Most impressively perhaps is that Asante recently announced a partnership with the nonprofit Tidepool.org to pursue an open source platform for diabetes data. Rather than develop yet another proprietary piece of software that frustrates users and their healthcare teams alike, data will eventually go to the cloud so that we can use our own data in multiple platforms. “Imagine an app that uses your CGM data and the data from your Snap Insulin Pump to recommend a change to your typical breakfast that could better keep your morning BG in control,” says Asante CEO David Thrower in a blog post on their website.
So, given all of that, it’s important to talk about where the faults in the pump are.
1. Low Resolution Screen
The Asante Snap insulin pump has a less-than-sexy low resolution screen. It’s also quite small compared to competitors’ screens. The menus and soft keys make good use of the limited space and it is easy to read in direct sunlight, but anyone who has held a smartphone will certainly feel that low resolution is dated.
2. No Software
While we “wait” for the results of the #WeAreNotWaiting movement, there is not currently any way to upload your data and review it with your healthcare team. Eventually, we’ll see programs like Diasend that are popular in diagnostic settings have access to this data, but in the meantime, it’s frustrating for my CDE.
3. Humalog Only
Humalog and Novolog cartridges differ slightly in length and diameter. Because the pump bodies are designed to the specifications of a Humalog 3mL cartridge, Novolog cartridges cannot yet be used in the Snap pump. Asante has vocalized intentions to create a separate pump body for Novolog users to accommodate the size and shape of a Novolog 3mL vial.
The current accessory line for Snap is lackluster. There is a leather belt holster reminiscent of a utility tool holster or leather phone holster and a hard swivel clip. (I prefer to wear mine in a Tallygear protective Dexcom G4 case, currently.)
This is a little pump with a lot of potential. I have been enjoying my time on it and am impressed with the company’s philosophy – a promise to make life simpler for people with diabetes and their loved ones.
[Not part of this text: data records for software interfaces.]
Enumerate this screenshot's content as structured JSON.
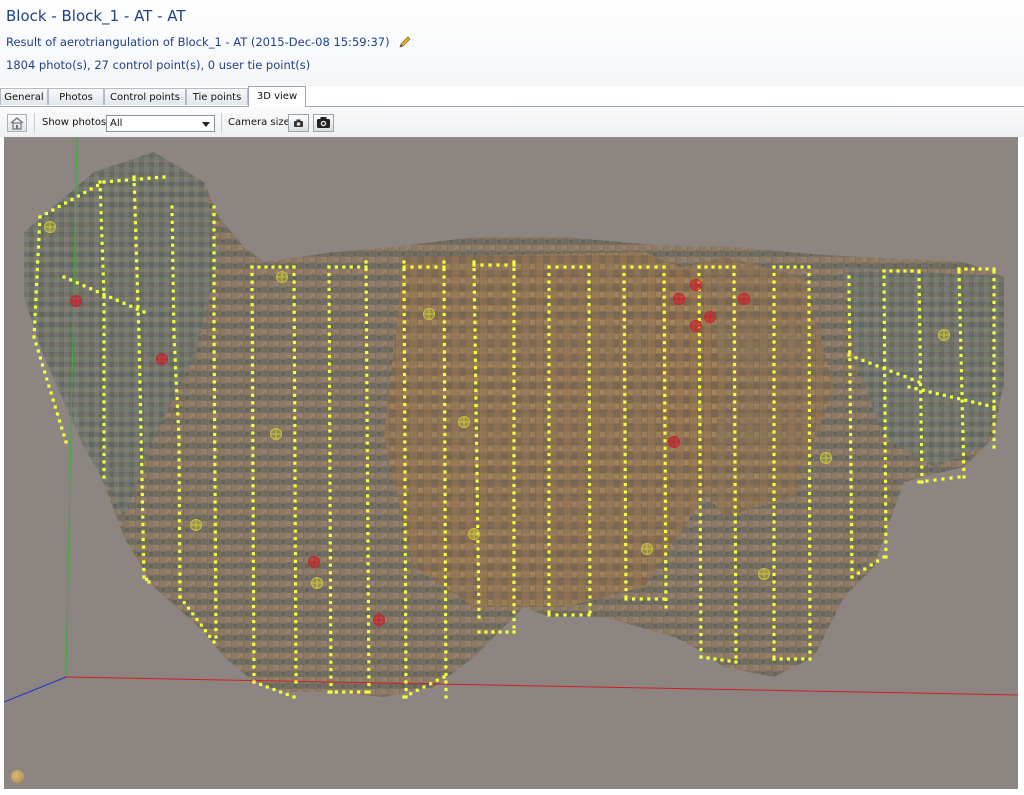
{
  "header": {
    "title": "Block - Block_1 - AT - AT",
    "subtitle": "Result of aerotriangulation of Block_1 - AT (2015-Dec-08 15:59:37)",
    "summary": "1804 photo(s), 27 control point(s), 0 user tie point(s)"
  },
  "tabs": [
    {
      "label": "General"
    },
    {
      "label": "Photos"
    },
    {
      "label": "Control points"
    },
    {
      "label": "Tie points"
    },
    {
      "label": "3D view",
      "active": true
    }
  ],
  "toolbar": {
    "show_photos_label": "Show photos",
    "show_photos_value": "All",
    "camera_size_label": "Camera size"
  },
  "icons": {
    "home": "home-icon",
    "edit": "pencil-icon",
    "camera_small": "camera-small-icon",
    "camera_large": "camera-large-icon"
  },
  "colors": {
    "title_text": "#1f3f8f",
    "viewport_bg": "#8d8581",
    "camera_marker": "#f2ff3a",
    "control_point_red": "#c8242c",
    "control_point_yellow": "#c9c43a",
    "axis_x": "#d0201e",
    "axis_y": "#3cae3a",
    "axis_z": "#2432c8"
  }
}
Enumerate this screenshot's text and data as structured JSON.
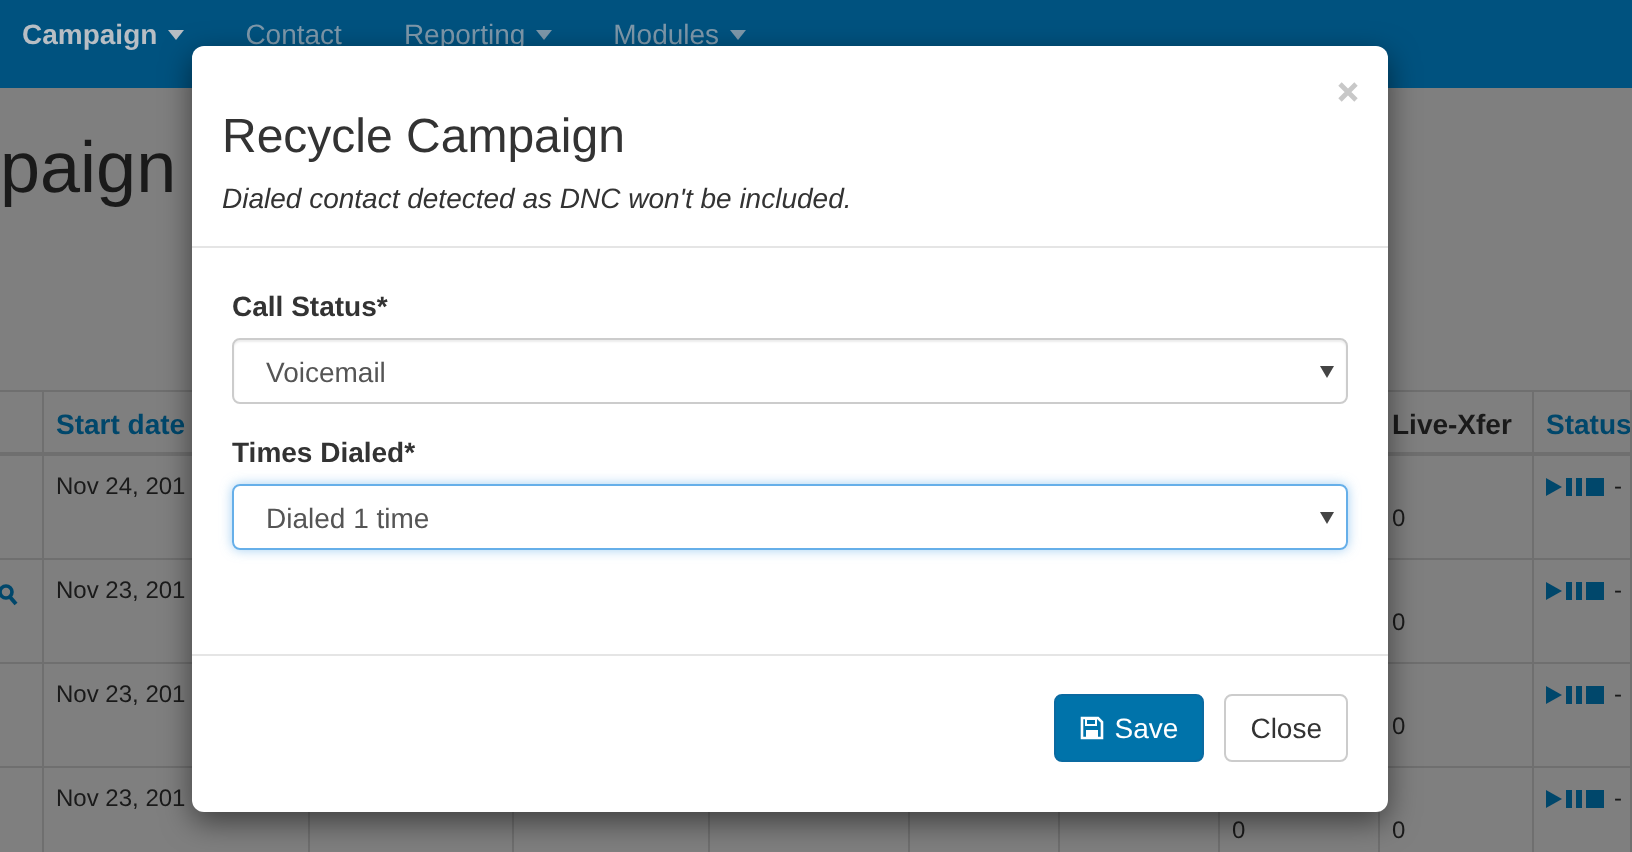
{
  "navbar": {
    "items": [
      {
        "label": "Campaign",
        "dropdown": true,
        "selected": true
      },
      {
        "label": "Contact",
        "dropdown": false,
        "selected": false
      },
      {
        "label": "Reporting",
        "dropdown": true,
        "selected": false
      },
      {
        "label": "Modules",
        "dropdown": true,
        "selected": false
      }
    ]
  },
  "page_title": "paign",
  "table": {
    "columns": [
      "Start date",
      "Live-Xfer",
      "Status"
    ],
    "rows": [
      {
        "search": false,
        "start_date": "Nov 24, 201",
        "live_xfer": "0",
        "status": "-"
      },
      {
        "search": true,
        "start_date": "Nov 23, 201",
        "live_xfer": "0",
        "status": "-"
      },
      {
        "search": false,
        "start_date": "Nov 23, 201",
        "live_xfer": "0",
        "status": "-"
      },
      {
        "search": false,
        "start_date": "Nov 23, 201",
        "column_hidden": "0",
        "live_xfer": "0",
        "status": "-"
      }
    ]
  },
  "modal": {
    "title": "Recycle Campaign",
    "subtitle": "Dialed contact detected as DNC won't be included.",
    "fields": [
      {
        "label": "Call Status*",
        "value": "Voicemail",
        "focused": false
      },
      {
        "label": "Times Dialed*",
        "value": "Dialed 1 time",
        "focused": true
      }
    ],
    "buttons": [
      {
        "label": "Save",
        "kind": "primary"
      },
      {
        "label": "Close",
        "kind": "default"
      }
    ]
  }
}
So far, my family is pleased with the simplicity.
Melissa Lee writes the blog Sweetly Voiced.
Photos by Melissa Lee